The place to start is with the basics. Rather than retype everything, here's a copy / paste version of a previous reply. See if anything here applies, then holler back with comments:
... Here's some other things to prevent problems. To prevent a crunching sound when cornering, put a light coating of high-temperature brake grease between the hub to rotor contact points. This is especially important on older GM fwd cars. Do not get any grease on the pad or rotor friction surfaces. That includes fingerprint grease. Some very picky shops and mechanics will discard pads that get soiled with any kind of grease, but it is usually sufficient to wash all friction surfaces with brake parts cleaner. If this is done before final assembly, there should be no problem. If that grease is there when the parts get hot from normal braking, the grease will soak into the linings and the porous cast iron rotors. It will cause a squeal and never come out.
Another way to prevent squealing brakes is to remove the sharp edge from the leading surfaces of the linings. I used to use a bench grinder, then switched to a flat file. Now I've found it is sufficient to rub the sharp edges on the concrete floor. That removes the "fingernails on the blackboard" screeching. It seems if you can prevent that squeal during the break-in period, they won't squeal later either.
Run a flat file over the pistons and caliper fingers that contact the outer pads. You don't have to shine those surfaces up. The goal is just to be sure there's no dirt or rust that will prevent flat, even contact between the pads' backing plates and the pistons and calipers. Uneven contact will allow the pads to vibrate more than normal. That can set up an audible squeal or chatter. Those same contact points should also be coated with brake grease. That can let the pads vibrate without transferring the noise to the calipers where it will be amplified.
Anyplace the pad backing plates or calipers rest on a metal mounting bracket should also have a light coating of grease. That includes chrome-plated mounting bolts that hold the calipers to the mounts. If those bolts have rust pits or are bent, they should be replaced.
One of the biggest things to watch out for is to not get any petroleum product into the brake fluid. You will likely find the rubber accordion or bladder seals under the reservoir caps have pulled down as the brake fluid left. It is common to pop those seals back into the caps. Years ago, on rear-wheel-drive cars, that was typically done after repacking the wheel bearings with grease. That grease is a petroleum product and is not compatible with brake fluid. Some people ran into trouble after wiping their hands on a shop towel, then using their fingers to pop those seals back into the reservoir caps. That's enough grease contamination to cause rubber parts to swell. When the seals on the pistons in the master cylinder expand, they grow past the return ports and trap brake fluid in the hydraulic system. When the brakes heat up, that trapped fluid expands and applies the brakes even harder. The result is dragging brakes. The only proper repair for contaminated fluid is to replace all parts containing rubber including hoses, calipers, wheel cylinders and the combination valve with its o-rings, and to flush and dry all steel lines. That alone is a very costly and time-consuming repair. If you have anti-lock brakes, the hydraulic controller is full of rubber seals and must be replaced too. To prevent all of this hassle, just be sure to only touch the caps when you've washed your hands, and keep all containers of brake fluid closed to prevent entry of moisture.

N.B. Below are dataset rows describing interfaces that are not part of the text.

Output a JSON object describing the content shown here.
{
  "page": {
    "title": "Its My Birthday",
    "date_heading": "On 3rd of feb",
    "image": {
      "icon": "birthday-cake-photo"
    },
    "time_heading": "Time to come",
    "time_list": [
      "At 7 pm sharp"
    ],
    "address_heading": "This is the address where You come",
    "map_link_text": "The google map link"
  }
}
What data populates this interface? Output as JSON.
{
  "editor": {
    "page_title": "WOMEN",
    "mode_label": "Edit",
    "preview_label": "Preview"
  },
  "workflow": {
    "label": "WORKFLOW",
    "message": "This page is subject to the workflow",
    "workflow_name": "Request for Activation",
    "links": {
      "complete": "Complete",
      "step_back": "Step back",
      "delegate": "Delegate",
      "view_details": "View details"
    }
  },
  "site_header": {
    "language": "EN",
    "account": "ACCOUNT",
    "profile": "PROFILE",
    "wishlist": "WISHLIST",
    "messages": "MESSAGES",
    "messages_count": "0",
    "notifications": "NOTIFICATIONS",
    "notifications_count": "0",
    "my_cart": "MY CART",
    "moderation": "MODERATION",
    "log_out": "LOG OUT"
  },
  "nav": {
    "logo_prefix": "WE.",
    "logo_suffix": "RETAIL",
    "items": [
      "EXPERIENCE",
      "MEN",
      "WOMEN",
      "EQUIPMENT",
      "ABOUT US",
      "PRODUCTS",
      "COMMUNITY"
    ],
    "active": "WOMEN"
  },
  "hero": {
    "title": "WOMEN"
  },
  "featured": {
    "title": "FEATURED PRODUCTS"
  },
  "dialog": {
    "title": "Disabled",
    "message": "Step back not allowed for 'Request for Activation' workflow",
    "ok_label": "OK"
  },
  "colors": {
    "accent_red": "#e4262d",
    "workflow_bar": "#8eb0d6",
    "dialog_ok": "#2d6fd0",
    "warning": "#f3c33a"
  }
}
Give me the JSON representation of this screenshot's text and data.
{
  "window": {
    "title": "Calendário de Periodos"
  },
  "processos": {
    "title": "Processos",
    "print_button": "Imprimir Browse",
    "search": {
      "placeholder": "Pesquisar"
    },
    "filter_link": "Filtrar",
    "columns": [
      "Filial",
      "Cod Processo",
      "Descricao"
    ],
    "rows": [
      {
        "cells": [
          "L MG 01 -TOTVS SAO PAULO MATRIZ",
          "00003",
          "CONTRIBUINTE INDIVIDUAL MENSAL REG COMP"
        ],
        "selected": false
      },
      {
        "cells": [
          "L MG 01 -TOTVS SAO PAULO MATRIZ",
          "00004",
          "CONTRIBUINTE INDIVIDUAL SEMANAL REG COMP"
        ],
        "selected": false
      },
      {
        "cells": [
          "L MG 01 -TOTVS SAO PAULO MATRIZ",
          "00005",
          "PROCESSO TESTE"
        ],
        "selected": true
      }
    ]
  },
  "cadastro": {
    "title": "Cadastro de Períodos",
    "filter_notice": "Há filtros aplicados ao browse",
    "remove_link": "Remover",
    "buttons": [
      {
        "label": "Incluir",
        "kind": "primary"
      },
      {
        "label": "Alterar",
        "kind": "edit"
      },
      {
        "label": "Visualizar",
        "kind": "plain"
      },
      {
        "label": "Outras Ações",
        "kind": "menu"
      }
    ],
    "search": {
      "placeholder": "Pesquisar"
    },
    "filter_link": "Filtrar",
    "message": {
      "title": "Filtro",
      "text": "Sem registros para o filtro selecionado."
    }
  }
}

It is common for moisture to be absorbed into the hydraulic system over time. That's why most manufacturers recommend replacing the fluid periodically although we rarely do that. You are going to be adding a lot of new fluid to your system. That will reduce the amount of moisture.
Saturday, March 3rd, 2012 AT 11:59 PM